* [Task item]: If a line in the material below has the word "memory", copy it.
● ● ● ● ● ● ●
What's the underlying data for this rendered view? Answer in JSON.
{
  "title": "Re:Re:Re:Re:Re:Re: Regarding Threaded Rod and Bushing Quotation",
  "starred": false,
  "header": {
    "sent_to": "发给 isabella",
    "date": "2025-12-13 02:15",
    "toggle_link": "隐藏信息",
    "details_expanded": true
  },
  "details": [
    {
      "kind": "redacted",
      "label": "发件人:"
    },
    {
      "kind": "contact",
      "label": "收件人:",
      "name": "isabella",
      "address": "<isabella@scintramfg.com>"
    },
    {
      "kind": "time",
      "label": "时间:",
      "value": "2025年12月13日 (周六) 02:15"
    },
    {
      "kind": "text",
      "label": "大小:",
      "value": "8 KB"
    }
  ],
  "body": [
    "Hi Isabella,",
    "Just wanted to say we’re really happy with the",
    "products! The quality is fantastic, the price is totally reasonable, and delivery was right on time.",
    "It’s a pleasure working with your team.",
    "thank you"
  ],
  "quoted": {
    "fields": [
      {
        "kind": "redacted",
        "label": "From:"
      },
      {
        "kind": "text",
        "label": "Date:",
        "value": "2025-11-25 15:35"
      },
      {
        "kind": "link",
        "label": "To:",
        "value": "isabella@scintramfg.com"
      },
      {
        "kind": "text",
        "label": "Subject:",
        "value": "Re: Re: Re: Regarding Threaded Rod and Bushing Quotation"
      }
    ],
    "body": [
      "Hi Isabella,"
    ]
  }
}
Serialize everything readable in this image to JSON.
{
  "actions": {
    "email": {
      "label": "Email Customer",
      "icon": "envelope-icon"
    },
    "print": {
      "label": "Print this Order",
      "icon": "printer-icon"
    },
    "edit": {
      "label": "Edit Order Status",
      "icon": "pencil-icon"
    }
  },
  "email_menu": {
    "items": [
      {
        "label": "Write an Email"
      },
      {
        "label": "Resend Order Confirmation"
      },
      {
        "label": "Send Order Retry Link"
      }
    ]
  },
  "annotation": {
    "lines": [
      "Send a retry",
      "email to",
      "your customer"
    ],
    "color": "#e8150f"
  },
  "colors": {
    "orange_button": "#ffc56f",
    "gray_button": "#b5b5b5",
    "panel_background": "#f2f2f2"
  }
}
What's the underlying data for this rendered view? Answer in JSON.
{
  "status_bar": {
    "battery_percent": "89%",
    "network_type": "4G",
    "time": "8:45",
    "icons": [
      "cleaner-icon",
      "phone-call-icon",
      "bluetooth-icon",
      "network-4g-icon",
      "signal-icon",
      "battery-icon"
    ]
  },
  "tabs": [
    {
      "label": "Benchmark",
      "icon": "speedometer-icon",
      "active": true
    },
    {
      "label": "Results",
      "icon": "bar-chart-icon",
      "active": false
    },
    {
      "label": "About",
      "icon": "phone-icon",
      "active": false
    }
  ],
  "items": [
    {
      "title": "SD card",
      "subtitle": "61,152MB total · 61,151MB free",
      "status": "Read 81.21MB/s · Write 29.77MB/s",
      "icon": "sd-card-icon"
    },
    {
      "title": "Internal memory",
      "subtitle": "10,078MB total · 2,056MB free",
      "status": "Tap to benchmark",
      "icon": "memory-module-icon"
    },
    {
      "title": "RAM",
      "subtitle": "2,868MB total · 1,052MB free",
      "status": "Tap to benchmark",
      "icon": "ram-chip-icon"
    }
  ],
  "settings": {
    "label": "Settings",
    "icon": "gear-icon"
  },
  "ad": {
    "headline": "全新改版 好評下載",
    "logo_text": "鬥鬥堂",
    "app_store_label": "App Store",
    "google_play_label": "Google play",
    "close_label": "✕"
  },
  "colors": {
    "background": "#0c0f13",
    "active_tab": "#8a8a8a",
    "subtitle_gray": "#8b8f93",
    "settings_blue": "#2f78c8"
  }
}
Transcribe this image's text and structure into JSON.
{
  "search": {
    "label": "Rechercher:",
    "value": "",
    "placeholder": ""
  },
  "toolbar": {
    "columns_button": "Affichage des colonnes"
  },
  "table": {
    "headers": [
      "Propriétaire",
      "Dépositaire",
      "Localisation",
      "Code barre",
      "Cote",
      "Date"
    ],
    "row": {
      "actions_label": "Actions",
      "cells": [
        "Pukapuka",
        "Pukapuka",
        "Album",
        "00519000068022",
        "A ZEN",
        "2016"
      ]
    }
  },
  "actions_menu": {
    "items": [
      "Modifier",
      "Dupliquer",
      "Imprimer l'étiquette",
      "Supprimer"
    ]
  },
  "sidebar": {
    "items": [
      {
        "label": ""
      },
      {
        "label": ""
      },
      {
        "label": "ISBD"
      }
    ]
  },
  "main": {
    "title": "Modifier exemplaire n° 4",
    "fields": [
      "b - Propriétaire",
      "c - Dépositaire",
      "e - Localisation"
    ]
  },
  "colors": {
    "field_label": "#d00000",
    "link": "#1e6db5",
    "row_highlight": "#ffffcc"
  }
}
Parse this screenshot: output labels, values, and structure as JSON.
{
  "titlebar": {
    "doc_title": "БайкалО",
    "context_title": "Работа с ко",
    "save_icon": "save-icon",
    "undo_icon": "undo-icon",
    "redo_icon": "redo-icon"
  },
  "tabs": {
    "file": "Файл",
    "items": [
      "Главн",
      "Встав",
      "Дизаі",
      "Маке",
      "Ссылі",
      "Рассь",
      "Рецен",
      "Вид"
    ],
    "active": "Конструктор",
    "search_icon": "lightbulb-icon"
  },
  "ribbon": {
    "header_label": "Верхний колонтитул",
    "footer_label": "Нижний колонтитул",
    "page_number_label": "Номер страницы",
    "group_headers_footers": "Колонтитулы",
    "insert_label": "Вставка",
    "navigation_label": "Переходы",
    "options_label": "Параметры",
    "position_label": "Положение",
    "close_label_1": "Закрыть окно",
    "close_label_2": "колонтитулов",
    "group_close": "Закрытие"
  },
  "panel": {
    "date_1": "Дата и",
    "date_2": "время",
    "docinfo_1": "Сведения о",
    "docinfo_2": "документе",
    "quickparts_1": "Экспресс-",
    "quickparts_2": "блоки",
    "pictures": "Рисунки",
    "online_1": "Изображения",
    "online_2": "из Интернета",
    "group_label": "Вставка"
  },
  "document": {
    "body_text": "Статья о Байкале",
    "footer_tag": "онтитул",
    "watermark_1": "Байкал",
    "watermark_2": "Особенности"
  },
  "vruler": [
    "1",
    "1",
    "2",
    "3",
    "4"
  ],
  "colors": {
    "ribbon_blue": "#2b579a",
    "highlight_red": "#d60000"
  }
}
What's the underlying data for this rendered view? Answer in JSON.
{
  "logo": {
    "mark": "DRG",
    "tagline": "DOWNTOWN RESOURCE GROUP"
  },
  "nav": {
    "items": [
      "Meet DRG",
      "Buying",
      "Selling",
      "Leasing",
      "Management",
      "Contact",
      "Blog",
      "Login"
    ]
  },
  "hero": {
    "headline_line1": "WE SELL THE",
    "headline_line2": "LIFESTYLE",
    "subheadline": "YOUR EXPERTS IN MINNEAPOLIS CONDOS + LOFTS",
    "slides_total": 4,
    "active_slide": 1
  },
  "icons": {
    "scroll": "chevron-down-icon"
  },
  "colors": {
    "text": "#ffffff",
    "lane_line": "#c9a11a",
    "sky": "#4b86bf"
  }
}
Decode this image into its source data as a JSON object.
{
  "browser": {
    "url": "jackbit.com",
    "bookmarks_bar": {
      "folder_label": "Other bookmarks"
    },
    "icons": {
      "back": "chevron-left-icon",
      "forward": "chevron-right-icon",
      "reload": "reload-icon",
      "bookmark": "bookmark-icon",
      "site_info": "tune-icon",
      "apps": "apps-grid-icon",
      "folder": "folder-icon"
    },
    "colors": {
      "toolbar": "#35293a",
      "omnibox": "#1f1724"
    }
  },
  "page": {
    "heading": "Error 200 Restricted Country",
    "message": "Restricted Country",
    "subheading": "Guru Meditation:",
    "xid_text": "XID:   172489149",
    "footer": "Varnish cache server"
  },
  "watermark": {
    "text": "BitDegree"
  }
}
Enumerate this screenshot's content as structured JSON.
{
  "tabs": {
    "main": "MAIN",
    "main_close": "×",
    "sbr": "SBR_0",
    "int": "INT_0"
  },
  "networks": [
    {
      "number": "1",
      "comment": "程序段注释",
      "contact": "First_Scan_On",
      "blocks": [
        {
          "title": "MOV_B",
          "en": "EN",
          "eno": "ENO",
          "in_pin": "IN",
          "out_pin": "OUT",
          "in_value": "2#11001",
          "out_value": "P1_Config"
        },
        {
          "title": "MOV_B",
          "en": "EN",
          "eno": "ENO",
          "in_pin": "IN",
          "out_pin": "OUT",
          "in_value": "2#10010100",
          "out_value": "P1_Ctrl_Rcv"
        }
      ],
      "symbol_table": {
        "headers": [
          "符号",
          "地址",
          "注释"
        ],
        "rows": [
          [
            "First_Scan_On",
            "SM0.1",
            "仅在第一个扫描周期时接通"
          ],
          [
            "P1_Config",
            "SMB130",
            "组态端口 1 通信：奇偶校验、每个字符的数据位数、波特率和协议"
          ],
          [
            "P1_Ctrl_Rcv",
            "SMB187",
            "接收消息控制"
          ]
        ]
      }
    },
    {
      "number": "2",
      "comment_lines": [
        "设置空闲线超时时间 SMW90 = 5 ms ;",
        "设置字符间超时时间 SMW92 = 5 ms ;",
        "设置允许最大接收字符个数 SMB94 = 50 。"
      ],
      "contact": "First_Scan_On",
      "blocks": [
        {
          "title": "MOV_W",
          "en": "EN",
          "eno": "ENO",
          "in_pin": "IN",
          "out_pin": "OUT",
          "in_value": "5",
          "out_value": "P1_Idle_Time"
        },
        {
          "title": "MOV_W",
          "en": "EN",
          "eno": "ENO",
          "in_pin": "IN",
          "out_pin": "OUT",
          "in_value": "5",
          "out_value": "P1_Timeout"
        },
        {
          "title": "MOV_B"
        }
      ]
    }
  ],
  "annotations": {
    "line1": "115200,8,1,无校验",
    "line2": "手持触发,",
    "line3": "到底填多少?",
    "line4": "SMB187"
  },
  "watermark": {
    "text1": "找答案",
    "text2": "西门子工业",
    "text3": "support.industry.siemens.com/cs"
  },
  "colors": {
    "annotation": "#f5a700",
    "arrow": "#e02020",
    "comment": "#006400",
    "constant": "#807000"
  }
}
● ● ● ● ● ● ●
* [Result of this task]:
      "title": "Internal memory",
      "icon": "memory-module-icon"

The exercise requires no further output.